Las Cruces Divorce Attorneys

Divorce can threaten to jeopardize some of the most important aspects of your life, from time with your children to the assets you have worked so hard to earn.

While this can be scary and upsetting to consider, it’s important to remember that you do NOT have to face divorce alone. You can empower yourself and set your divorce up for the best possible outcome with the help of an experienced Las Cruces divorce lawyer at Sutherland Law Firm, LLC.

With more than 40 years of divorce and family law experience, our attorneys know how to effectively represent, counsel, and support clients through any type of divorce case. We have the insight and skills to vigorously advocate your rights in all phases of divorce, and we will work tirelessly to protect your interests and help you bring your case to the best possible resolution.

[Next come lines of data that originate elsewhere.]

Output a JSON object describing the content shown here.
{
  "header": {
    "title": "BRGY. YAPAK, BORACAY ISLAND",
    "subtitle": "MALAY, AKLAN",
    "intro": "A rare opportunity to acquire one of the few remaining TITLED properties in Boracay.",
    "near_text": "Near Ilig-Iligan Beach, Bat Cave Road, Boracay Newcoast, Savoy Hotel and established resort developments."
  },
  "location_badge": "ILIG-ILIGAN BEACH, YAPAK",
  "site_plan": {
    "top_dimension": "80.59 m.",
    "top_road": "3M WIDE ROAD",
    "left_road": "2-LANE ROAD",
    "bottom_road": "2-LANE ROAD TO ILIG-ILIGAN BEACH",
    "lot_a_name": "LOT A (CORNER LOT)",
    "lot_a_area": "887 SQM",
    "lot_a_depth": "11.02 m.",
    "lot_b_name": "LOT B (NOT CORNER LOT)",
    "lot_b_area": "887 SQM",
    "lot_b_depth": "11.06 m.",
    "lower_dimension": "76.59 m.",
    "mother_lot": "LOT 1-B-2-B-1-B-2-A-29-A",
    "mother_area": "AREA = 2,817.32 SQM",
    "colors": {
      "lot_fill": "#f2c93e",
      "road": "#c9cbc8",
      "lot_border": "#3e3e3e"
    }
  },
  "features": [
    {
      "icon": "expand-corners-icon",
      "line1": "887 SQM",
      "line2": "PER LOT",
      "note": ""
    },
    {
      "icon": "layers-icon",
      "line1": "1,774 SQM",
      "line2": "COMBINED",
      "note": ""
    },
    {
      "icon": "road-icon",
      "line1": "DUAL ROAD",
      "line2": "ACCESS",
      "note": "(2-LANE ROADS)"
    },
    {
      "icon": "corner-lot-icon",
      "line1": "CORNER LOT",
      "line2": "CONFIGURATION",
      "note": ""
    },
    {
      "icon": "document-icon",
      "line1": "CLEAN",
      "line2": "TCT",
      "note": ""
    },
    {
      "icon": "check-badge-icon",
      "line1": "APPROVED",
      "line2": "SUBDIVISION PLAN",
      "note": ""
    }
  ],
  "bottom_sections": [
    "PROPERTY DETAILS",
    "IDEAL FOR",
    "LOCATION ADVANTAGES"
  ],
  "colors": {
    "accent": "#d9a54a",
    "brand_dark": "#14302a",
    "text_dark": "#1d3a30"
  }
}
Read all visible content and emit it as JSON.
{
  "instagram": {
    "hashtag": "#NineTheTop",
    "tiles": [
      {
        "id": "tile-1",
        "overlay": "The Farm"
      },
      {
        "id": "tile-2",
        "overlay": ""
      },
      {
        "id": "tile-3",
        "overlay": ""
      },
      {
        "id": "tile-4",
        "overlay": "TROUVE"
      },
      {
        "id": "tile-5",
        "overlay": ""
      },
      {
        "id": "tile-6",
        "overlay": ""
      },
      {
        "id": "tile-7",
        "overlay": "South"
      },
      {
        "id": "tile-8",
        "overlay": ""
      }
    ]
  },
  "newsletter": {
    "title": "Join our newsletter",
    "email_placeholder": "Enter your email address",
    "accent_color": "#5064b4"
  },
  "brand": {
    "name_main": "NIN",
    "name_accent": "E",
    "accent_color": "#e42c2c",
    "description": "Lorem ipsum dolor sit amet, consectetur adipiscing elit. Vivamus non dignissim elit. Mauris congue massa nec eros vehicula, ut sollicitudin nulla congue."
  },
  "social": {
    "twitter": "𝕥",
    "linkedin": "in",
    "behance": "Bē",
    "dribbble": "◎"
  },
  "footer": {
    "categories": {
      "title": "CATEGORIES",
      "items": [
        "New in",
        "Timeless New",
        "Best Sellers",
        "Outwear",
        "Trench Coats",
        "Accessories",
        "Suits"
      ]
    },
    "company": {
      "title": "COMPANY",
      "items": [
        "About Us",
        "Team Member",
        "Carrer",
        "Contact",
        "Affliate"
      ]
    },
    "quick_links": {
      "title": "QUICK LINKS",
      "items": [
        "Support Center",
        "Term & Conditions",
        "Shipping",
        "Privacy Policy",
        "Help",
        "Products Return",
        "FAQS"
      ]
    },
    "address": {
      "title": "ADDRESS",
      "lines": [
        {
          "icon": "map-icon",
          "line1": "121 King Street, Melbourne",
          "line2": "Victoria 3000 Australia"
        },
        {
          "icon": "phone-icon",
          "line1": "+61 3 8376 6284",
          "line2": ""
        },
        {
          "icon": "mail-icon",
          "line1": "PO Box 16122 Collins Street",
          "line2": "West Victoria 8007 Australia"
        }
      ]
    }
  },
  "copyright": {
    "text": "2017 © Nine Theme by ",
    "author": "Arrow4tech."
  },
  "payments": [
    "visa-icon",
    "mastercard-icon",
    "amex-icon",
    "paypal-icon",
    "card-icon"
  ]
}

Alamogordo Divorce Attorneys

Call 505-539-3232 or Email Us for Important Legal Advice & Answers about Your Case

The divorce lawyers at Sutherland Law Firm, LLC are ready to help you successfully navigate the complex divorce process so you can put the conflict behind you and focus on the future.

To help you get started, below, we have answered one of the most common questions about filing for divorce, revealing the possible advantages and disadvantages associated with filing for divorce first.

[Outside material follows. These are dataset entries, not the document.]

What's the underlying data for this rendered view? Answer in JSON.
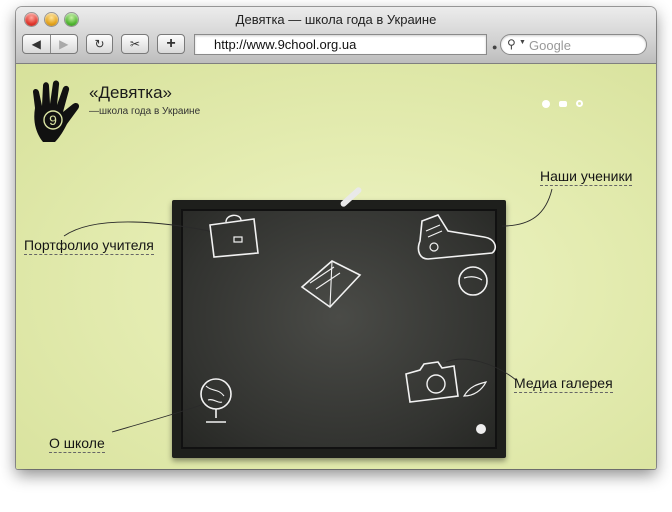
{
  "window": {
    "title": "Девятка — школа года в Украине"
  },
  "toolbar": {
    "back_icon": "◀",
    "forward_icon": "▶",
    "reload_icon": "↻",
    "snip_icon": "✂",
    "add_icon": "+"
  },
  "addressbar": {
    "url": "http://www.9chool.org.ua"
  },
  "search": {
    "placeholder": "Google"
  },
  "site": {
    "logo_digit": "9",
    "brand_name": "«Девятка»",
    "brand_tagline": "—школа года в Украине"
  },
  "nav": {
    "students": "Наши ученики",
    "portfolio": "Портфолио учителя",
    "media": "Медиа галерея",
    "about": "О школе"
  },
  "colors": {
    "page_bg": "#e4ecb1",
    "board_frame": "#1e1f1c",
    "chalk_lines": "#f2f2f2"
  }
}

Your situation, needs, and goals will dictate whether it’s in your best interests to file for divorce first or wait for your ex to file. In general, however, some potential benefits to filing first can include:

  • Having more time to prepare for divorce – If you know you want to file for divorce, you can make time before you file your case to put the proper divorce plans into play. Once your ex is notified of the divorce petition, (s)he will only have a limited time to respond to the petition. This can mean that an ex has far less time to prepare for the divorce than you do if you file first.
  • Having more control over the upcoming divorce proceedings – When you file for divorce, you can choose the jurisdiction for your case (i.e., the county or state in which you file), as long as you meet the requirements for divorce in that jurisdiction. You can also have the opportunity to request future court dates for your case. Controlling these aspects of your case can be advantageous in letting you choose a jurisdiction that may have laws more favorable to you and/or setting a timeline that meets your needs (or that strategically puts your ex at a disadvantage).
  • Establishing the end date for your marriage – If you will be coming into some assets that you want to retain as separate property, filing for divorce first empowers you to list the end date of your marriage before you take possession of these assets. This can keep those assets out of the marital property upcoming divorce proceedings.
  • Limiting the possibility of an ex hiding assets – If an ex is unaware of your plans to file for divorce, filing first can help you minimize the possibility of him or her hiding assets. This is especially true if you have the time or resources to gather documents that accurately depict your marital property.
  • Getting quick relief – If domestic violence or other issues are plaguing a marriage, filing for divorce first can help you obtain immediate relief, like temporary protective orderscustody orders, etc.

In some cases, filing first may come with some potential drawbacks, like (but not necessarily limited to):

  • Showing your hand – When you file first, you have the chance to explain how you want all of the issues of your divorce to be resolved. This can give an ex the opportunity to develop counterarguments to any (or all) of your demands.
  • Potentially assuming more costs – In some cases, filing for divorce first may come with more costs, particularly in terms of court fees. Please be aware, however, that this is not always or necessarily the case.


After you file for divorce and serve your ex with divorce papers, (s)he will have 30 days from the date of service to provide a response or “answer” to your petition. The answer should detail any disputes your ex (i.e., the respondent) has with the details and requests of the initial divorce petition.

If your ex fails to file an answer within the 30 day period, the court will likely grant all of the requests in the initial petition.

If your ex does file a response before the deadline, working out the points of dispute via mediation or court will typically be the next steps.


The property that’s divided in a divorce will be the “community property,” meaning the assets and debts acquired during the marriage (with some exceptions). New Mexico law stipulates that community property should be equally divided between divorcing parties.

While that may sound simple enough, it can be far more complex when issues like (but not limited to) the following may be involved:

  • Disputes regarding whether certain assets are community versus separate property
  • Questionable prenuptial or post-nuptial agreements
  • High-asset divorce cases
  • Allegations of hidden assets.</